The U.S. economy added 528,000 jobs in July, which is more than double the amount that economists expected.

The data released by the Bureau of Labor Statistics on Friday showed sectors that had some of the biggest gains, such as leisure and hospitality, professional and business services, and health care.

"I feel like it was fairly easy to find options," Audrey Kunselman said. Kunselman, who graduated in December of 2021, moved from Alabama to North Carolina to work as a nurse at Duke Health.

"I feel like there were a ton of nursing positions that was open because health care is in such dire need of health care workers now, like in all aspects of it," Kunselman said.

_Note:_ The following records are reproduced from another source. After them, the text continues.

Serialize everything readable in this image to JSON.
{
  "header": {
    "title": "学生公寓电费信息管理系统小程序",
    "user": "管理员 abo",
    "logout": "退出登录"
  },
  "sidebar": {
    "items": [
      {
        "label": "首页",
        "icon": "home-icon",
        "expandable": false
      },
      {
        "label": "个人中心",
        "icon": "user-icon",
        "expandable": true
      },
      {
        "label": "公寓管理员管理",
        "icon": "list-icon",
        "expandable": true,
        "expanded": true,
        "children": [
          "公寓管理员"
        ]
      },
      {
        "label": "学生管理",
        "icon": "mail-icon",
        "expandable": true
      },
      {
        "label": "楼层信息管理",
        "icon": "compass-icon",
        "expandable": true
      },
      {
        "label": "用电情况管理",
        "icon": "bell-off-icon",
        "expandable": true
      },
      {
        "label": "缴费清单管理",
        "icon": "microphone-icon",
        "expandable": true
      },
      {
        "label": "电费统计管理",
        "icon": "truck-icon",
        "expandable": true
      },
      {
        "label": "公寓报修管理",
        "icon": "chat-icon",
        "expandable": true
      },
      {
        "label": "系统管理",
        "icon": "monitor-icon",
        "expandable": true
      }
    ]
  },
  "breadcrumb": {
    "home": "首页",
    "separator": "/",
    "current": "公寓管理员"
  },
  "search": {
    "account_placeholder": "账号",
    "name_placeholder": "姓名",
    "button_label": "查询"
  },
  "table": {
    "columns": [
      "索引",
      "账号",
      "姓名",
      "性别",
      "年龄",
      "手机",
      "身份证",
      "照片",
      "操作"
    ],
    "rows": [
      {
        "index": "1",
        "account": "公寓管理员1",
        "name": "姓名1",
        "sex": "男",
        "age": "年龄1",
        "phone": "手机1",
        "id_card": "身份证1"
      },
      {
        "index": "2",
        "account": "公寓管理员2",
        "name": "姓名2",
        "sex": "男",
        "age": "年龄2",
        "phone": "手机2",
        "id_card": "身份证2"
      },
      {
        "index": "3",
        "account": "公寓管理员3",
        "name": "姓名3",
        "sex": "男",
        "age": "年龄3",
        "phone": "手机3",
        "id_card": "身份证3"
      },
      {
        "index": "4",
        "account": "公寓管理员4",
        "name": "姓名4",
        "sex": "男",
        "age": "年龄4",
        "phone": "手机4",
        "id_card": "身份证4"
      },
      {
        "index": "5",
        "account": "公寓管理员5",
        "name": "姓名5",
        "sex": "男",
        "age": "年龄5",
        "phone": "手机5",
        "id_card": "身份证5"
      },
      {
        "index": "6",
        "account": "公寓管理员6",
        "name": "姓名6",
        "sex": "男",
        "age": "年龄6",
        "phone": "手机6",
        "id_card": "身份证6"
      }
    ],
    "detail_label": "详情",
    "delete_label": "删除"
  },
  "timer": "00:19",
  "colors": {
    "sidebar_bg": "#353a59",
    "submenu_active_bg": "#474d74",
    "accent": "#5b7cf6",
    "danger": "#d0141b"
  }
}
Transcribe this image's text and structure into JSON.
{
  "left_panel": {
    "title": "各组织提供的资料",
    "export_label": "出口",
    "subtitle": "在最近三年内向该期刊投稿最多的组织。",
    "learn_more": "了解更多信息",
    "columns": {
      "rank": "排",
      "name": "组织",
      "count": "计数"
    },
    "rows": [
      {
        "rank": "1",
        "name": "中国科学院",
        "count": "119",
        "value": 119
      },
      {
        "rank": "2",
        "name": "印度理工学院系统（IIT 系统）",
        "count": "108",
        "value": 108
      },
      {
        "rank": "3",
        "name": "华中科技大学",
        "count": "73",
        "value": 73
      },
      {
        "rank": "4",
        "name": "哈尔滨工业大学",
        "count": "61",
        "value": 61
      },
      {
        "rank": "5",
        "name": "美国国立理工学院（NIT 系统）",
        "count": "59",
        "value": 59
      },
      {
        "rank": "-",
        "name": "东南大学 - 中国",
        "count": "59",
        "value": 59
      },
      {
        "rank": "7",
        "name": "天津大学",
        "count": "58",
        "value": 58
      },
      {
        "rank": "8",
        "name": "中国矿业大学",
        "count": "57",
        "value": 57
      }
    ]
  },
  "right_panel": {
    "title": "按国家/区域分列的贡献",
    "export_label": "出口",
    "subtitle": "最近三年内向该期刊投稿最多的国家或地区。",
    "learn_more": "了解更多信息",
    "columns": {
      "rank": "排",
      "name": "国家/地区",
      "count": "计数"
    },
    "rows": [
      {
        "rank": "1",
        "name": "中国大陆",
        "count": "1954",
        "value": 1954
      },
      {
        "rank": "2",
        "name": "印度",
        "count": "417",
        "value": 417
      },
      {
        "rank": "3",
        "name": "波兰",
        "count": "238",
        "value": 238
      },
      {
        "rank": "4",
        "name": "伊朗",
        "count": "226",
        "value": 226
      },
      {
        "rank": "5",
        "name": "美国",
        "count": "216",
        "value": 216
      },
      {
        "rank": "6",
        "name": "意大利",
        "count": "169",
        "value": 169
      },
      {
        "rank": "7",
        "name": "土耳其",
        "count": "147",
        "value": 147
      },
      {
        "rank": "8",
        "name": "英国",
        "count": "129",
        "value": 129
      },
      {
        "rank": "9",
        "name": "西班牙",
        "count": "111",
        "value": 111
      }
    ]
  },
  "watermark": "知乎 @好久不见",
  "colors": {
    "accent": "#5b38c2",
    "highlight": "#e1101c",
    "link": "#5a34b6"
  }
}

Job gains occurred in ambulatory health care services, hospitals, and nursing and residential care facilities, according to federal data.

The unemployment rate also fell to 3.5%, back to pre-pandemic levels.

In North Carolina, chief economist Gerald Cohen discussed what the Triangle area is seeing.

"The Triangle area is an area where you're seeing a lot of job creation, a lot of people moving into the area," Cohen said. "So even if there is a recession, this data, again, does not suggest that's the case. It could be that the Triangle area would not necessarily have declining growth, it would likely slow. This data just says that the Triangle economy ... will remain supercharged."

The July jobs report come as restaurateurs Leonardo and Zweli Williams are preparing to open a third restaurant in Durham.

Ekhaya is coming to the American Tobacco Campus in Fall 2022.

"We are taking African food and kind of modernizing it to be tapas," Zweli Williams said. "We just want to bring more awareness to African food."

The owners hope it will be a diverse environment for people to work in. Leonardo Williams, who is also a Durham City Councilman, said the Bull City is seeing a turn in the labor market, especially at the entry level.

"Folks are coming back to the market, they're coming back to work," Leonardo Williams said. "We offer careers, not just jobs and the environment in which we employ and work together as a work family, that's everything to us."

The couple said they'll continue to build in Durham and support local, including hiring locally.

"We're hiring for a social media position, manager, we want it to be local," Leonardo said. "We're contracting artists to come in to beautify all of our locations. We want to give folks a salary and healthcare, that's how we're investing. That's what Durham small business is all about."